These were some of the issues Dublin city councillors discussed at a recent meeting of their transport committee.
The cycling and walking paths next to the Royal and Grand canals have isolated, cut-off stretches and can get sketchy at night, users say.
That amount of money might cover 12 crossings if they are simple ones, or up to just three or four if they are more complicated.
With the trials finished now, different parties have been running surveys on how it went – with different results.
The council and the NTA are planning more changes to footpaths and roads across the city to help people to get where they are going while observing social distancing.
“We see these changes coming in place for at least a year, and then some of them might be in place for a more permanent project,” says Brendan O’Brien, the council’s executive engineer for traffic.
Blood Stoney Bridge would stretch about 125 metres across the river from Sir John Rogerson’s Quay to North Wall Quay.
While legally a pedestrian street, there were at one point an average of 435 vehicles a day driving down Essex Street West on the edge of Temple Bar.
It hasn’t had someone devoted to post since last summer. With this hiring planned, advocacy groups are making up their wish lists.

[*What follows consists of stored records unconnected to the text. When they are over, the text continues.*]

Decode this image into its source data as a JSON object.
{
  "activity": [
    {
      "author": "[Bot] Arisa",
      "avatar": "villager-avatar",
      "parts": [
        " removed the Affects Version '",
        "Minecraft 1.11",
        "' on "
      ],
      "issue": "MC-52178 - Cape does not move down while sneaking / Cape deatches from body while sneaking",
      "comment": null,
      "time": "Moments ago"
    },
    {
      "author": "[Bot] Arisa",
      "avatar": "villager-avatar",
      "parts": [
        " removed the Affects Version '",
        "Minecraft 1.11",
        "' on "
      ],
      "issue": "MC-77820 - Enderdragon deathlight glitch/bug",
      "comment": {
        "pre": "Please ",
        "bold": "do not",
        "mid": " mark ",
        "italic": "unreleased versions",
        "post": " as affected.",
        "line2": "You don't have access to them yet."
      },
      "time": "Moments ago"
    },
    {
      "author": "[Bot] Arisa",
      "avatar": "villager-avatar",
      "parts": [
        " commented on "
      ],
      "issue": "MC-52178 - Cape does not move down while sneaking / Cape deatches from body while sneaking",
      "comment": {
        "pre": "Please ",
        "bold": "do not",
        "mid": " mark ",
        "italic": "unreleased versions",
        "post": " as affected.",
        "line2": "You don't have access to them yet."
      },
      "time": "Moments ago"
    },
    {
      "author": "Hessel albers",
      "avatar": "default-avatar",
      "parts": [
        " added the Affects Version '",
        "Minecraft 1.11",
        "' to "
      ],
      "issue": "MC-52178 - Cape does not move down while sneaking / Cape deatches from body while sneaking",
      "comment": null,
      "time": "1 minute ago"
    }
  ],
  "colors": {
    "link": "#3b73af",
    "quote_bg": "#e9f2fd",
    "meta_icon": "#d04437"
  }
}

Central to the current debates about BusConnects is how to balance moving people through neighbourhoods, and maintaining a sense of place within them.